Approach the master sitting on his seat. The fool will seek answers having slept through the lesson but the wise student will bow silently and retreat having learned all there is and knowing absolutely nothing.
A reflection on Case 44 of Dogen’s Shobogenzo (The True Dharma Mind)
I used to think that the key to a great crepe was all in the wrist. That was before my wrist was fused by a doctor who explained that no motion was better than endless pain where motion ceased to practically matter. Now I realize that the forearm is capable of so much more that that for which it is given credit, that the elbow is a joint underappreciated, and that when the crepe slides off the pan and onto the plate, the forearm can take a silent bow, giving a wink to the crepe pan for its nominal contribution to the effort lying on the plate.
It was inside Nara that it finally slipped away. Its tether had grown ever weaker, the first slip was decades before, a book, brief meetings an answerless question. It stretched further in Tokyo, basin incense under the watchful third eye and hung perilously by fewer and fewer threads until, with the monks’ gentle bow, it broke and I found home.
The work of the bow is done when the arrow takes flight, when the vibration of its string is recurved into stillness. But what of the archer now having let go, can only await the fletched arrival. If the target falls will the bow know the pain, will the archer, will the fingers hold the string of the bow or the heart of the fallen?
The saffron robed monks stoop carefully, dropping single grains of colored sand onto the mandala of peace. They rock gently as the intricate wheel takes shape and form. They are drawn to its center, closer day by day, countless hours focussed to a singularity. They interlace fingers bow a collective head and pray silently for a strong wind.
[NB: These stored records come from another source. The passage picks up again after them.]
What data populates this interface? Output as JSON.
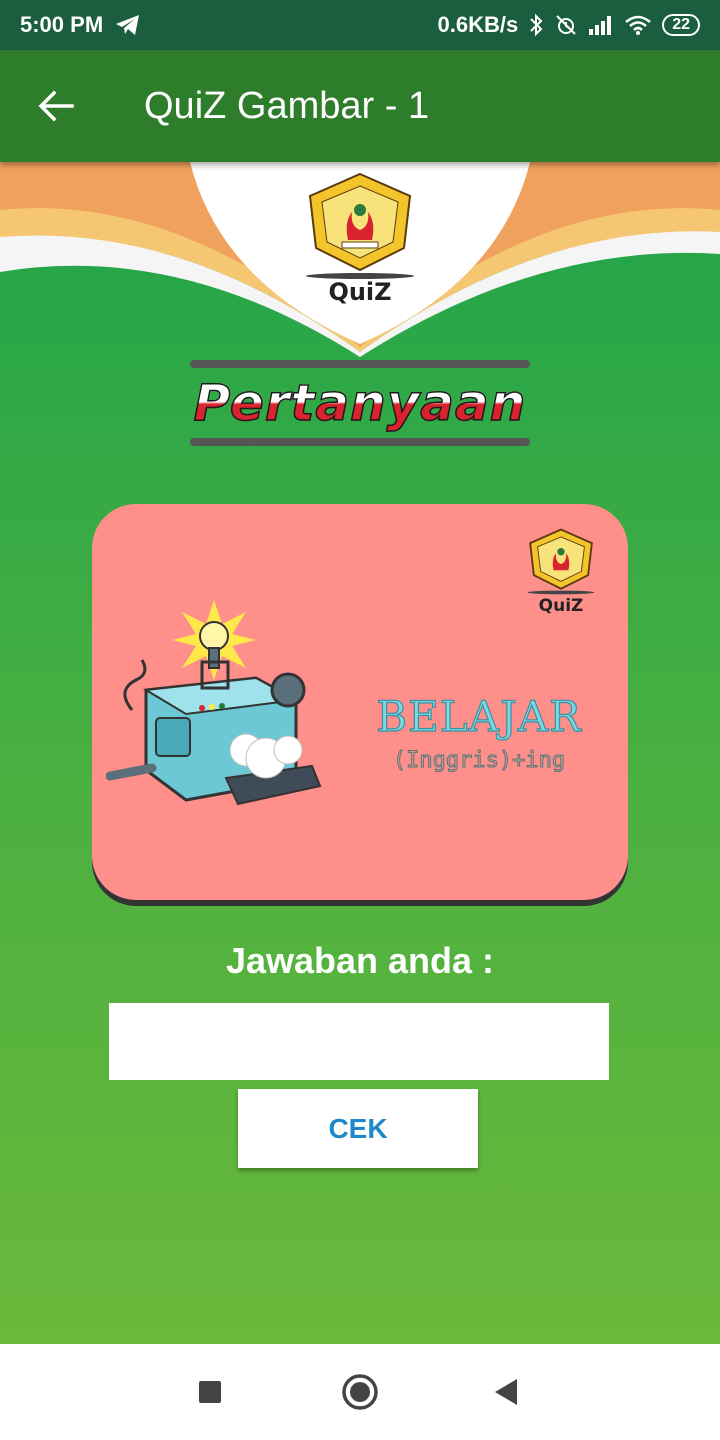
{
  "status_bar": {
    "time": "5:00 PM",
    "network_speed": "0.6KB/s",
    "battery": "22",
    "icons": [
      "telegram-icon",
      "bluetooth-icon",
      "alarm-off-icon",
      "signal-icon",
      "wifi-icon",
      "battery-icon"
    ]
  },
  "app_bar": {
    "title": "QuiZ Gambar - 1",
    "back_icon": "arrow-left-icon"
  },
  "header": {
    "logo_caption": "QuiZ",
    "banner_title": "Pertanyaan"
  },
  "card": {
    "logo_caption": "QuiZ",
    "word": "BELAJAR",
    "formula": "(Inggris)+ing"
  },
  "answer": {
    "label": "Jawaban anda :",
    "value": "",
    "placeholder": "",
    "submit_label": "CEK"
  },
  "nav_bar": {
    "icons": [
      "recent-apps-icon",
      "home-icon",
      "back-icon"
    ]
  },
  "colors": {
    "status_bar": "#1b5e3f",
    "app_bar": "#2e7d2a",
    "background_green": "#1fa44a",
    "card": "#ff8f8a",
    "button_text": "#1e88c8"
  }
}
Daibutsu, you sit placidly staring down at the throng that slowly bows before you. You can small the faint essence of the joss sticks wafting from the great cast iron pot outside the massive doors. “Do not act as if the world were real” you whisper, or so it seems to my chilled ears, “it is all but an illusion.” I see a faint smile cross your lips, then fly off on the early winter breeze. “The path is Noble, but it is no path, turn from it and you will find it, but seek it and it will be gone.” I turn from you and feel the touch of your hand between my shoulders. As I walk through the gate a deer nuzzles up against my leg “nothing in this world can be enjoyed forever” the deer says, “but would you have a scrap of cake for me, a tribute to our enlightened guide?”
He crawls out from under the blue tarp strung between two trees and a park bench with the first light of morning breaking over Shinjuku Chuo park, slowly erasing the shadows cast by the Metropolitan Government Building. He neatens the surrounding concrete, ready for the soon to be arriving crowd that appear each morning for Tai Chi. As the elderly men and women pass, he bows slightly to each and each gently returns the bow with a smile. He goes off to visit friends by the Kumano Shrine, knowing that when he returns he will likely find the empty covered tin that sits on the stone that marks his blue plastic home replaced with another with sticky rice and bits of dried fish or pickled vegetables, for in this always teeming city, there is even a great civility to homelessness.